U.S. Companies' Views on Patent Law Harmonization
T-GGD-94-11: Published: Oct 7, 1993. Publicly Released: Oct 7, 1993.

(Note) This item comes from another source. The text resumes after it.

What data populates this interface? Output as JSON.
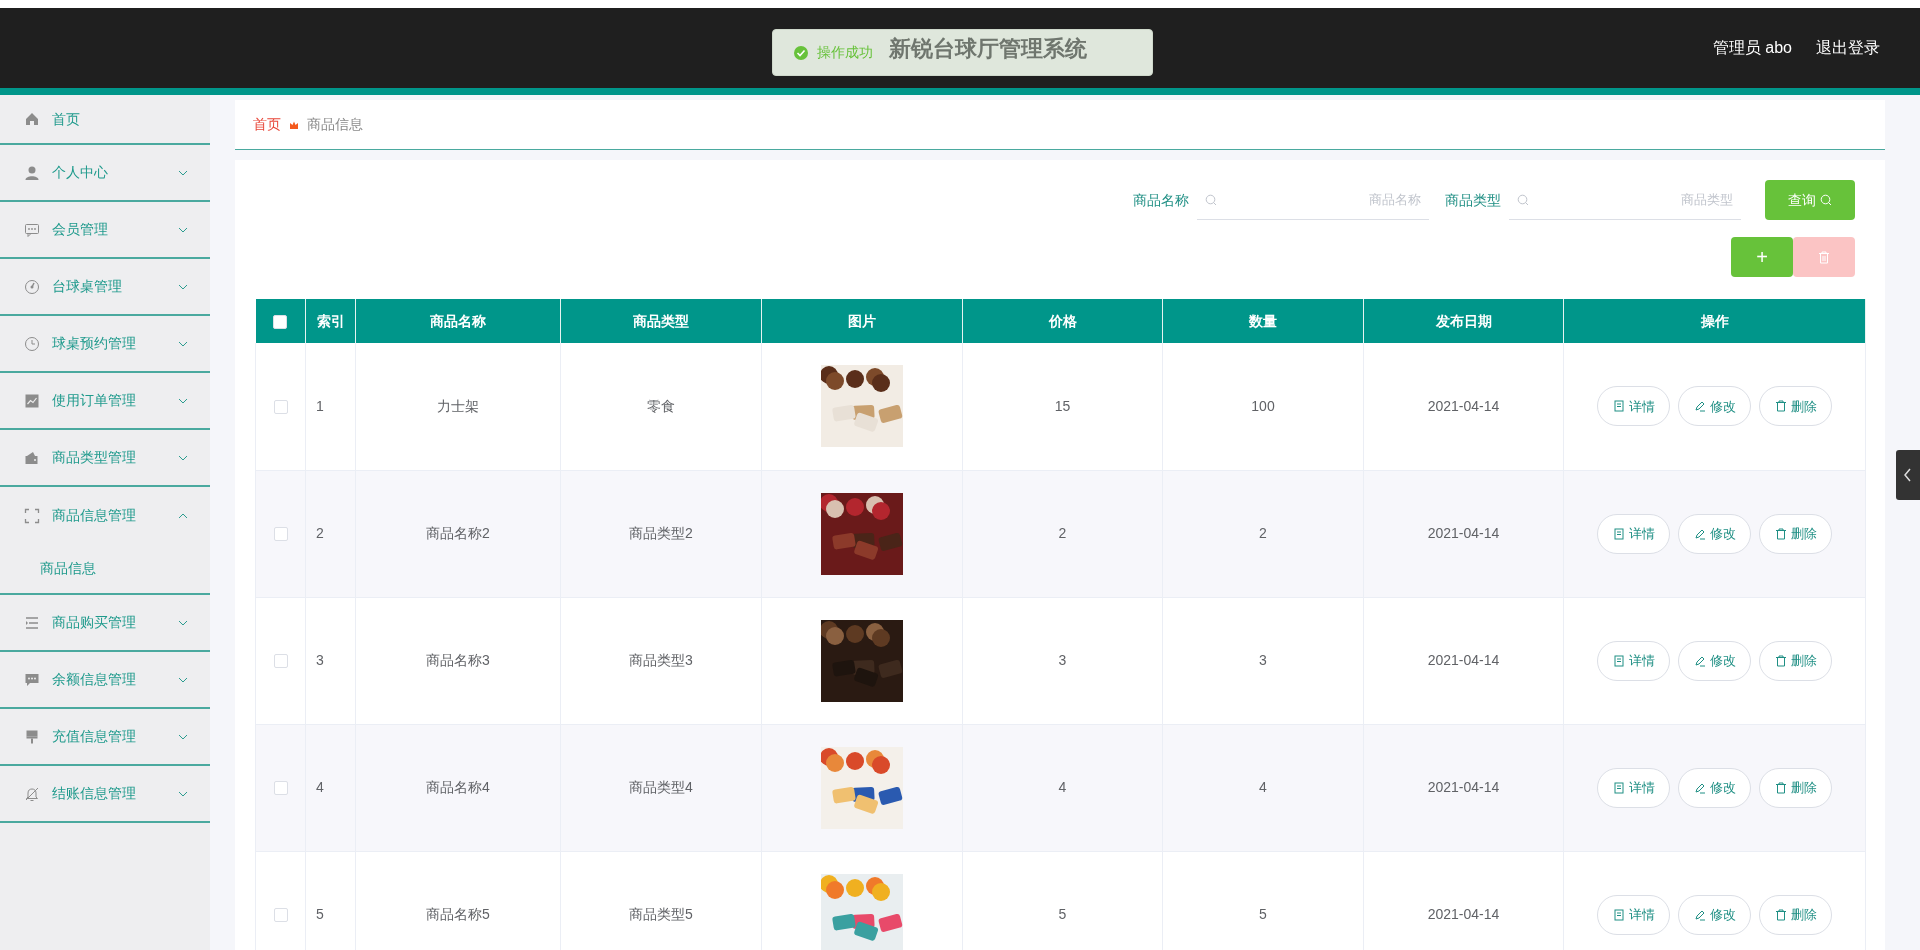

GAO discussed U.S. companies' views on patent law harmonization. GAO noted that: (1) if patent harmonization is to be realized, the United States, Japan, and Europe need to fundamentally change their patent application and publication processes; (2) since 1980, the World Intellectual Property Organization (WIPO) has attempted to negotiate a treaty that would establish patent harmonization, strengthen patent protection, and facilitate world trade; (3) the United States would have to adopt a first-to-file system and publish all patent applications within 18 to 24 months to comply with WIPO Treaty provisions; (4) in 1990, the Commerce Department recommended that the United States comply with WIPO treaty provisions; (5) both large and small U.S. companies have generally supported adoption of a first-to-file system and compliance with patent application publishing standards; (6) many U.S. companies support patent harmonization only if Japan agrees to make significant changes to its patent system because of significant problems in obtaining and enforcing patents in Japan; (7) if Japan is to comply with WIPO provisions, it needs to allow patent filings in any language, eliminate the pre-grant opposition system, adopt a 12-month grace period, and complete patent examination within 2 years; and (8) Japan supports patent harmonization only if the United States changes its patent process.